Cleaning up the Uffington Horse is the neigh-borly thing to do.
Smithsonian Magazine– Emily Cleaver
If you stand in the valley near the village of Uffington in Oxfordshire, England, and look up at the high curve of chalk grassland above you, one thing dominates the view. Across the flank of the hill runs an enormous white, abstract stick figure horse cut from the chalk itself. It has a thin, sweeping body, stubby legs, a curiously long tail and a round eye set in a square head.
This is the Uffington White Horse, the oldest of the English hill figures. It’s a 3,000-year-old pictogram the size of a football field and visible from 20 miles away. On this July morning black specks dot the lower slopes as small groups of people trudge slowly upwards. They’re coming to clean the horse.
It’s chalking day, a cleaning ritual that has happened here regularly for three millennia. Hammers, buckets of chalk and kneepads are handed out and everyone is allocated an area.

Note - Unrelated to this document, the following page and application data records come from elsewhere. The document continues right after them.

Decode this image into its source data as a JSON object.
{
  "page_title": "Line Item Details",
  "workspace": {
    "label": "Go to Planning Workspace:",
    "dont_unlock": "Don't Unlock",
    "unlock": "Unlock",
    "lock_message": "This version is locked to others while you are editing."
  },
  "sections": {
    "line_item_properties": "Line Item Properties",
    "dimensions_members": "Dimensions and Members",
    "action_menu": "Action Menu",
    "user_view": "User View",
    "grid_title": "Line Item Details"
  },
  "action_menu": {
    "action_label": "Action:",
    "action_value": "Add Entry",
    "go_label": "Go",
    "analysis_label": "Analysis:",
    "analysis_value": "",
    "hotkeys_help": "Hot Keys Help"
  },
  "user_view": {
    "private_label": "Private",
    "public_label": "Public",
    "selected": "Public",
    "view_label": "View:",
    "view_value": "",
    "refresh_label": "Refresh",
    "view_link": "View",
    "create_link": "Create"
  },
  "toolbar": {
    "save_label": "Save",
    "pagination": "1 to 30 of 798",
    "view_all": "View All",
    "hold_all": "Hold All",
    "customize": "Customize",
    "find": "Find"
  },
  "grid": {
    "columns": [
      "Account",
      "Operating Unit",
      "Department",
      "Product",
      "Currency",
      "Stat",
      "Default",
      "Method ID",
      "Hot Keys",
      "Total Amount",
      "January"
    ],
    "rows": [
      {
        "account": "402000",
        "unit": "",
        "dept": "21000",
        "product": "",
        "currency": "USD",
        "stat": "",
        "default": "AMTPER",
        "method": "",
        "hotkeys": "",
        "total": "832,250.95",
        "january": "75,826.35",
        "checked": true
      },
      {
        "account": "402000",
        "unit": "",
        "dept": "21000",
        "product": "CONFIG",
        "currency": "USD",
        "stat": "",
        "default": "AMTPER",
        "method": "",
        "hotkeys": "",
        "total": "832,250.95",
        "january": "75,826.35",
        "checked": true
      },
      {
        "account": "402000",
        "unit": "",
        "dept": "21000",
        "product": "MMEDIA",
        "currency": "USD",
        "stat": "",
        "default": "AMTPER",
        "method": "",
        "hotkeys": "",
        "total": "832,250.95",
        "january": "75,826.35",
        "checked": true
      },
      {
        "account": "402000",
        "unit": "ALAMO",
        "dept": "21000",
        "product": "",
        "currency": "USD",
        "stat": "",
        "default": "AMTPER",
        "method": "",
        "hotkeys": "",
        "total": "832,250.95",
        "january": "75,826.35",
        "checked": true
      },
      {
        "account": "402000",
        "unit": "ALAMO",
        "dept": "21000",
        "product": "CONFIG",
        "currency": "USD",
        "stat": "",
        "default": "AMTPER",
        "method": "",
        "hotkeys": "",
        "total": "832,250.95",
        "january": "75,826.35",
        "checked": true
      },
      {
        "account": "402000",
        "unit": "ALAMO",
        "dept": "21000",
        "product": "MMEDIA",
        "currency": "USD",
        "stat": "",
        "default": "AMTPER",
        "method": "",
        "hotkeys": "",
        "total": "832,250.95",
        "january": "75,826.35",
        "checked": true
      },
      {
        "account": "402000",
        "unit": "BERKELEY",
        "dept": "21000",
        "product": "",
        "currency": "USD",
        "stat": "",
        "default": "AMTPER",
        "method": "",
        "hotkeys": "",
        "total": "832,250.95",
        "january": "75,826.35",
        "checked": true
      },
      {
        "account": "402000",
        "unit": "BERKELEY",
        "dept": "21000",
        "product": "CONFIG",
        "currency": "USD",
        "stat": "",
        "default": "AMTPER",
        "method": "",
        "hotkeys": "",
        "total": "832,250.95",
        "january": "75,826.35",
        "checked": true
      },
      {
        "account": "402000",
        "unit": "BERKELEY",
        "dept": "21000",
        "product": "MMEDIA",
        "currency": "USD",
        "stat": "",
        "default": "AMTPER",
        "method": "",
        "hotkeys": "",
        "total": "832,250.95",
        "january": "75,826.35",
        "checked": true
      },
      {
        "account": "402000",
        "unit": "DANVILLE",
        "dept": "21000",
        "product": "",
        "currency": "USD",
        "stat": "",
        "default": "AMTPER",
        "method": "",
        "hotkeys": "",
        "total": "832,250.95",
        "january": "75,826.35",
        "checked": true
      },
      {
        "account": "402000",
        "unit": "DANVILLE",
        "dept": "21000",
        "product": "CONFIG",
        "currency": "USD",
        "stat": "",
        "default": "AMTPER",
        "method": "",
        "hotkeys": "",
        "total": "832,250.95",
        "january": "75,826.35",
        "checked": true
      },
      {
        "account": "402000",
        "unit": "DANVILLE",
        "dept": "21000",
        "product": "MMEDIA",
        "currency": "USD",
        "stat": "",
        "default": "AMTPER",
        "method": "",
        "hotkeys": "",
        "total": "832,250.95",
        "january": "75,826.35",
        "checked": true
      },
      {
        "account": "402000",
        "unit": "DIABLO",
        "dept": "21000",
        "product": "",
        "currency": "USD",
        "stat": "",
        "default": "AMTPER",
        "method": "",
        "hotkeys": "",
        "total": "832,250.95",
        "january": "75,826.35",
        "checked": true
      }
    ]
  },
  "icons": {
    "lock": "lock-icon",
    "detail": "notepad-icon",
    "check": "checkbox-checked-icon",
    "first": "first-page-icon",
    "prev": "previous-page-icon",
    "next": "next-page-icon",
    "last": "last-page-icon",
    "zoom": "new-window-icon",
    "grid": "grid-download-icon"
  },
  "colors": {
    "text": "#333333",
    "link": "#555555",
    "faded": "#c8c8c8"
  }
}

The chalkers kneel and smash the chalk to a paste, whitening the stony pathways in the grass inch by inch. “It’s the world’s largest coloring between the lines,” says George Buce, one of the participants.
Chalking or “scouring” the horse was already an ancient custom when antiquarian Francis Wise wrote about it in 1736. “The ceremony of scouring the Horse, from time immemorial, has been solemnized by a numerous concourse of people from all the villages roundabout,” he wrote.